Credit “SPArC/RespectCon” by Iara Moran is licensed under CC BY 4.0

I have also participated in workshops and events at other colleges and conferences such as Oglethorpe University One Love Campaign and Emory 2018 RespectCon where I have learned about the prevalence of campus sexual assaults and the culture around it throughout different universities in the United States. There is a huge student movement bringing greater awareness to campus officials and asking for proper action. This is sill a huge work of progress but in the midst of it all, I am always inspired at how students work together in the past, now, and in the future for their rights. This is something I wish to continue to be a part of for the rest of my life and has greatly impacted the role I would like to play as a future pediatric physician and representative for children and young adults everywhere.  

 

SUMMIT Learning Outcomes associated with this reflection:

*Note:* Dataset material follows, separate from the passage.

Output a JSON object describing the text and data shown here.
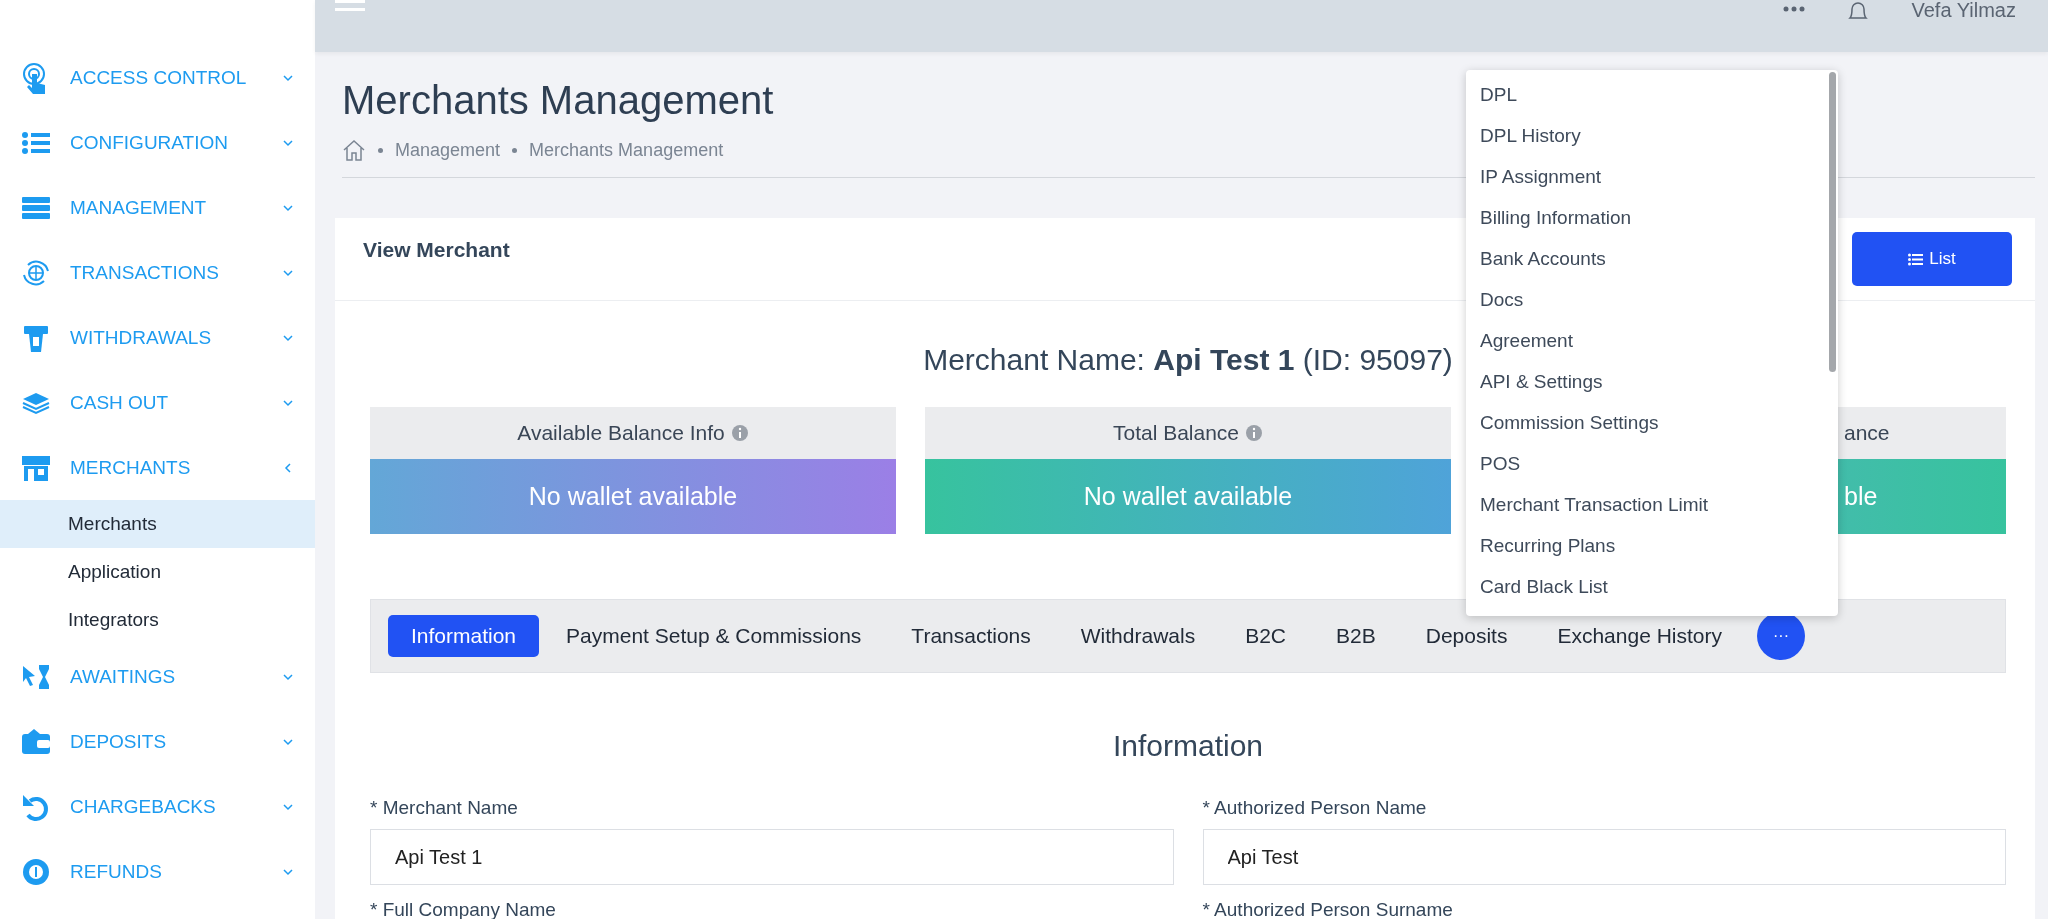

  • 6. Articulate and appraise problems and solutions from multiple perspectives critically considering diverse sources of information
  • 7. Recognize, analyze, and employ effective teamwork
  • 11. Analyze human behavior or social relations
  • 12. Cultivate and maintain interpersonal relationships and netoworks
  • 15. Identify, evaluate and strategically utilize campus and community resources
  • 16. Demonstrate honorable and ethical behavior and civic engagement